: Strong, George Templeton. New-York Historical Society. The Diaries of George Templeton Strong, 1863-1869: Musical Excerpts from the MSs, transcribed by Mary Simonson. ed. by Christopher Bruhn., 15 April 1868.

“Monday evening we saw La Belle Helene once more with Gen. Vinton and Jem R. who dined here. Was capital fun, but these little French melodies stick to one and bore and bother me. ‘Un galant homme’ and ‘Pars pour la Crete’ etc. keep singing in my ears.”

Review: Courrier des États-Unis, 16 April 1868.
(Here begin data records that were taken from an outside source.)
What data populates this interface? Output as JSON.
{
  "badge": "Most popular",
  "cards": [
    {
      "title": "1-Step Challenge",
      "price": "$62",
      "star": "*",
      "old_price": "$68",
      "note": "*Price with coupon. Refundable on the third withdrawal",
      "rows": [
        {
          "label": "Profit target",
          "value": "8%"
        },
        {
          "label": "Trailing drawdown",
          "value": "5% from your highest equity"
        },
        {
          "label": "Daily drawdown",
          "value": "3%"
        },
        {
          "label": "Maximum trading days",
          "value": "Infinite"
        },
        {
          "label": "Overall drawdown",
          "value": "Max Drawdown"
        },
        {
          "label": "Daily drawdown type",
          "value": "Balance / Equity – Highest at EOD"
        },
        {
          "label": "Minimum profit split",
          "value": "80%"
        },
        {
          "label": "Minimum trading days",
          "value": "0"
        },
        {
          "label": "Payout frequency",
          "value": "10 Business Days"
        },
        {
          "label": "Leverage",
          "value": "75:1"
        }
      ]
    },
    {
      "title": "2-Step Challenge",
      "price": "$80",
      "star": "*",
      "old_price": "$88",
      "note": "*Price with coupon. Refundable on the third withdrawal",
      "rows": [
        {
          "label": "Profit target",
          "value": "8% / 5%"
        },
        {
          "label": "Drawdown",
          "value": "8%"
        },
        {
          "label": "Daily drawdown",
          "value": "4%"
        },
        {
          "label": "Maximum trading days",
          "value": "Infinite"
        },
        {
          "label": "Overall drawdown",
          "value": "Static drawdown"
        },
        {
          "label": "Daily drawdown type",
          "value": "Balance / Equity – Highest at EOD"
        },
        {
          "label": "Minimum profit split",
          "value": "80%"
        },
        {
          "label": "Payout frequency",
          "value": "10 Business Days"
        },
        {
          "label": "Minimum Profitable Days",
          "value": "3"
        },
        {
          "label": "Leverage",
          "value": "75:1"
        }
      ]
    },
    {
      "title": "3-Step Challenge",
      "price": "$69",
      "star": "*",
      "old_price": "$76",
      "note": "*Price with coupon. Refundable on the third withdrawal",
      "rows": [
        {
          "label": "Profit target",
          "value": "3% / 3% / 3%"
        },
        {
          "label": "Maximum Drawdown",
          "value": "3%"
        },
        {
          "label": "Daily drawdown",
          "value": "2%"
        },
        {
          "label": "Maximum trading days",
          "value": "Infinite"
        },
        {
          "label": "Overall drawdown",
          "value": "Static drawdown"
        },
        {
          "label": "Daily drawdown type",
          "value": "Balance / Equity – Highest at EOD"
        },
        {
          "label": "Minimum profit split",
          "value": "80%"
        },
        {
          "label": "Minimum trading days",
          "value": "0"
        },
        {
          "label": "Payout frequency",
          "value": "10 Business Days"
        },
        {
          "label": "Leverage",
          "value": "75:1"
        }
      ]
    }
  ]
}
La Belle-Hélène, translated into English, obtained a great success at the New York Theatre. This reputation can only add to that of the original work at the Théâtre-Francais, where the crowd inundates the doorways every evening. The introductory chorus in the first act charms the spectators right away with its agreeable notes, but the enthusiasm knows no bounds when Mlle Tostée appears, looking like the Queen of the Vestals and followed by a retinue of young confidants equal to the virgins of the Helicon. As the loving and chaste dove, surrounded by her faithful and virtuous companions, flees the cruel clutches of the ravisher kite; as the pure and tender turtle-dove calls her constant spouse, burning with ever-new ardor, to offer her homage to Amour, Father of Gods and Men, so La Belle Hélène, or rather Mlle Tostée, comes with her courtesans [heterae] to deposit her votive offerings at Adonis’s feet.

What to say about Agamemnon and his unconquered biceps? One blow of his fist could reduce a brass mountain to dust, and with a backhand, he could burst asunder the biggest and best-tempered anvil. And the two Ajaxes? And the boiling Achilles, son of Peleus, father of Pyrrhus and friend of Patroclus? What spirit could be so inferior to withstand so many beautiful memories and so much great poetry?

Mlle Tostée, without the slightest hyperbole, is truly inimitable. Even when she’s indisposed, she makes it impossible for anyone at all to handle her role the way she does. She has only to mime it, her acting sparkles with such wit, and she puts so much devilish inspiration into it that she would carry away the audience. Mlle Tostée is at the head of the class in America. If you were to go to the Olympic, Niblo or elsewhere, you’d see that all the actresses look to resemble her or rather to mimic her. They make you think of the fable of the ass who wants to play the flute. Ne sus Minervam. [Don’t teach your grandmother to suck eggs—literally, don’t try to teach Minerva, the goddess of wisdom!]

Offenbach’s music is popular everywhere. In the theaters, you hear only the skipping motifs of the master. The orchestra of The White Fawn murders the airs from La Grande Duchesse  and La Belle Hélène. It’s not only that you would want to see the cancan everywhere. At Niblo’s, a dancer of great talent, Mlle Sohlke, must intersperse her character dances with a nimble step of this type in order to please the public, and it’s thus that the Old World forms the taste of the New.”